UPDATE NOVEMBER 2019
The first phase research project was successful ie the chameleon population that was rescued survived the relocation and the numbers remained stable for a year. There was evidence of breeding as there were many babies found at each monitoring event. To date we have rescued 334 chameleons. We have surveyed 35 open areas and have captured this on a map for use by CapeNature and the Overstrand Municipality. We now work closely with CapeNature, using their standard data capture methods and forms. The team leader has been co-opted onto a search and rescue team for the Overstrand Municipality Fire department for collaborative work before prescribed burns. I facilitate a main citizen science group to do the search and rescue work (with strict permit conditions) and have created a secondary group under leadership of another to do the surveys (which does not require a permit). As most of this activity occurs at night we work with the Law Enforcement Directorate and the numerous neighbourhood watch groups to assist with field activities.
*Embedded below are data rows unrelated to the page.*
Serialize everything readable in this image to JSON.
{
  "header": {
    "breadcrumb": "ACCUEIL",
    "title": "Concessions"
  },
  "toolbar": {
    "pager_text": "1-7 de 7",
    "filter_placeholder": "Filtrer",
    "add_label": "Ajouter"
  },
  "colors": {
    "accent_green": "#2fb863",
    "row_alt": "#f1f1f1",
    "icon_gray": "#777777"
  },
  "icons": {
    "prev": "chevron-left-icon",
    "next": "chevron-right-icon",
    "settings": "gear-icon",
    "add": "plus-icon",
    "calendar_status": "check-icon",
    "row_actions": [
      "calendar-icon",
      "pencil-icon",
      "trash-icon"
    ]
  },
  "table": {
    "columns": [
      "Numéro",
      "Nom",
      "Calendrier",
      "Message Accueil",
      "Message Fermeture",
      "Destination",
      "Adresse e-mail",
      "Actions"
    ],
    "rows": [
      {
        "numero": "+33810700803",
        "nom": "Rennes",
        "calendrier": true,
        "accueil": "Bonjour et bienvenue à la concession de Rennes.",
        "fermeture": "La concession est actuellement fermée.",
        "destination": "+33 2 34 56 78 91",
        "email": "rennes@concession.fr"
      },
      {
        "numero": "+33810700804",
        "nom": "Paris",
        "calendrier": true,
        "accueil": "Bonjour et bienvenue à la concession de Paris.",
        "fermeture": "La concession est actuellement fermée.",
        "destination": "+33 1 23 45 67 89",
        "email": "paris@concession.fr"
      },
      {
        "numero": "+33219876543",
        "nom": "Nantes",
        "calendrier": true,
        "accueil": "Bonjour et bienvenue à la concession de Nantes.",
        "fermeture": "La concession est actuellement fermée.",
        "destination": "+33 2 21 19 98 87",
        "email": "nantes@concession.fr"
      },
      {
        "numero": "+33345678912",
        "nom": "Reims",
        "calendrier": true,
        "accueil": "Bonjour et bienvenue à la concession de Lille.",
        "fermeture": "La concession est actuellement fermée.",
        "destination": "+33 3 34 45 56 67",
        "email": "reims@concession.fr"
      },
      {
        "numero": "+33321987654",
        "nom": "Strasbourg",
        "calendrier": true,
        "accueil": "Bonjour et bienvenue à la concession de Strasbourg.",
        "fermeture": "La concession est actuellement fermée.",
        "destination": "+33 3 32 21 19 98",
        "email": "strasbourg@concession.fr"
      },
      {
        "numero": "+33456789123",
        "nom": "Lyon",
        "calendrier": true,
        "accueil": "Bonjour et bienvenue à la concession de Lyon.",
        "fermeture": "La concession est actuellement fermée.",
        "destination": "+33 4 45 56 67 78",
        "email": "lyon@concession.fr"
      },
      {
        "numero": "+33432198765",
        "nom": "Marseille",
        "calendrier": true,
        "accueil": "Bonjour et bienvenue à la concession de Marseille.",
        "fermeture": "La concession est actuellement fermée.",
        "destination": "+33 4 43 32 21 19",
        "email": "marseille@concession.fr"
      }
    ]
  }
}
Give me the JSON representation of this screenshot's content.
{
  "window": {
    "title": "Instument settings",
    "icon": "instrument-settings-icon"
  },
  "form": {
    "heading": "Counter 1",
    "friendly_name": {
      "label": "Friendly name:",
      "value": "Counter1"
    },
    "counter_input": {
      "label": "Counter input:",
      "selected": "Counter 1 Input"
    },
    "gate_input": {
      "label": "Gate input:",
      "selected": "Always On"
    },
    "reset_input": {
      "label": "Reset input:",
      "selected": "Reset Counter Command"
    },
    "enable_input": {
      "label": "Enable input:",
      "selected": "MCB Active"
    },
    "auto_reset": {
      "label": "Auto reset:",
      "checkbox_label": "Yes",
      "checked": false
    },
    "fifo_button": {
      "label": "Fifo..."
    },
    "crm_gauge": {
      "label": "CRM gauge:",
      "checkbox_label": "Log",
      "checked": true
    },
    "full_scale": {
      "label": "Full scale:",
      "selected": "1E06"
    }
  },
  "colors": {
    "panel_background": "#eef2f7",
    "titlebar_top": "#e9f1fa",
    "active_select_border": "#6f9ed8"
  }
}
We have also identified five potential relocation sites – one of which is on the Whale Coast Conservation property. We have started planting fynbos plants from rescue sites to create a chameleon sanctuary.
When a local enthusiast Daphne Bayer told Whale Coast Conservation staff that there were many chameleons in Overstrand urban areas we seized the opportunity to go chameleon spotting with Daphne. The first area we visited was a chameleon paradise. About 70 chameleons were spotted. But 2 days later the bulldozers moved in to prepare the spot for development.
This is how the Chameleon Relocation Pilot Project was born.
WCC’s Sheraine van Wyk proposed that the remaining chameleons in the area be relocated to a safer environment and that the survival success of the animals be monitored over an extended period to determine whether relocation is a viable option for these animals. A research permit was secured from CapeNature. A potential safe habitat was identified where the animals could be released. There had to be suitable vegetation and no resident chameleons. Since they are territorial, releasing chameleons into an area that’s already occupied would stress both the resident and the released animals. Groups of volunteers joined Whale Coast Conservation over 4 evenings at the end of February to find at-risk chameleons.
When a chameleon was spotted, a handler carefully cut the vegetation on which the animal was sitting and placed it in a container of vegetation to be carried to the recording station. There each animal was photographed and its details recorded. It was then boxed up for transportation to the release site. As every chameleon is unique in its colour pattern and dorsal ridge, it is possible to use photo-ID to identify that animal again in subsequent monitoring.
Each chameleon costs WCC R2 010 to relocate and to monitor its survival success. Please help us to help them.